Business rules are a crucial part of most software systems because they allow the translation of real business requirements to executable code. Many times business rules are treated as second-class citizens when they are simply lumped in with all the rest of the code that makes up an application. Because businesses can change over time, optimally you should be able to change business rules in a more eloquent way than just tweaking and redeploying the code it.
In addition, you may find that some implementations of business rules are looser or tighter than others. For example, there are well-known algorithms for evaluating rules in a set. A couple of these are the Rete algorithm and sequential algorithms. Plenty of resources on the Web discuss the semantics of business rules and various algorithms along with their pros and cons. The purpose of this chapter is to cover the rules implementation in Windows Workflow Foundation, so other extraneous information is kept to a minimum.
To some people, business rules are simply if-else statements in code that loosely tie to some business requirement. Luckily, in Windows Workflow Foundation, rules are much more than this.

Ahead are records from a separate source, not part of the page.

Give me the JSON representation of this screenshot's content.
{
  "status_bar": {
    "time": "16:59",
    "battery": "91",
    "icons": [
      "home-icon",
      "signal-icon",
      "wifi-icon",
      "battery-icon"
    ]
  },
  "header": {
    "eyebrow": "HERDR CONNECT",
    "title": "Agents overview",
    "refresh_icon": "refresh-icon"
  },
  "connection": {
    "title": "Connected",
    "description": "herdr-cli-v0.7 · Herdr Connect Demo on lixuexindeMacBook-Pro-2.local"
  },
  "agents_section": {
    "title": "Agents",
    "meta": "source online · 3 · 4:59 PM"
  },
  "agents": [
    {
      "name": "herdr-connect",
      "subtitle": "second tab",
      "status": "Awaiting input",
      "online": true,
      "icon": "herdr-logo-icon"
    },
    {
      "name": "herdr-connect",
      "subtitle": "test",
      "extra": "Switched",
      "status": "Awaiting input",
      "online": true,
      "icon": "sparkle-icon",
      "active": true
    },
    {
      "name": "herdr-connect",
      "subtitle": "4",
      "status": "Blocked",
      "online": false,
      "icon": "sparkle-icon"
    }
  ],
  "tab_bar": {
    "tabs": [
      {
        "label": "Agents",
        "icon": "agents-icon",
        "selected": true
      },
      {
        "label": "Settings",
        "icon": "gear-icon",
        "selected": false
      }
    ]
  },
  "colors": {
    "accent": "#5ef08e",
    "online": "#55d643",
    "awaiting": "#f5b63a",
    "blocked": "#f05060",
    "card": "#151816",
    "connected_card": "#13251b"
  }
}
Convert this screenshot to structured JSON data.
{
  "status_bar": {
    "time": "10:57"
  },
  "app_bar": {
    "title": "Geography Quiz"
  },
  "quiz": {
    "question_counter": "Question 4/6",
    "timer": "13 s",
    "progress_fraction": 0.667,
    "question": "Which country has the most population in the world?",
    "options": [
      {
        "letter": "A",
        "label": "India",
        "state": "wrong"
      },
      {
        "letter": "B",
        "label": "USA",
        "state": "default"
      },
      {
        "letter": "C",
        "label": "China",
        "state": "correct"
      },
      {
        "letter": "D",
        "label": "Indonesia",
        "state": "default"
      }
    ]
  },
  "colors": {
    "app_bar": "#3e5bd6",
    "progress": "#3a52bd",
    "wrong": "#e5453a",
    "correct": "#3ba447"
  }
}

The following topics are covered in this chapter:
Declarative rule conditions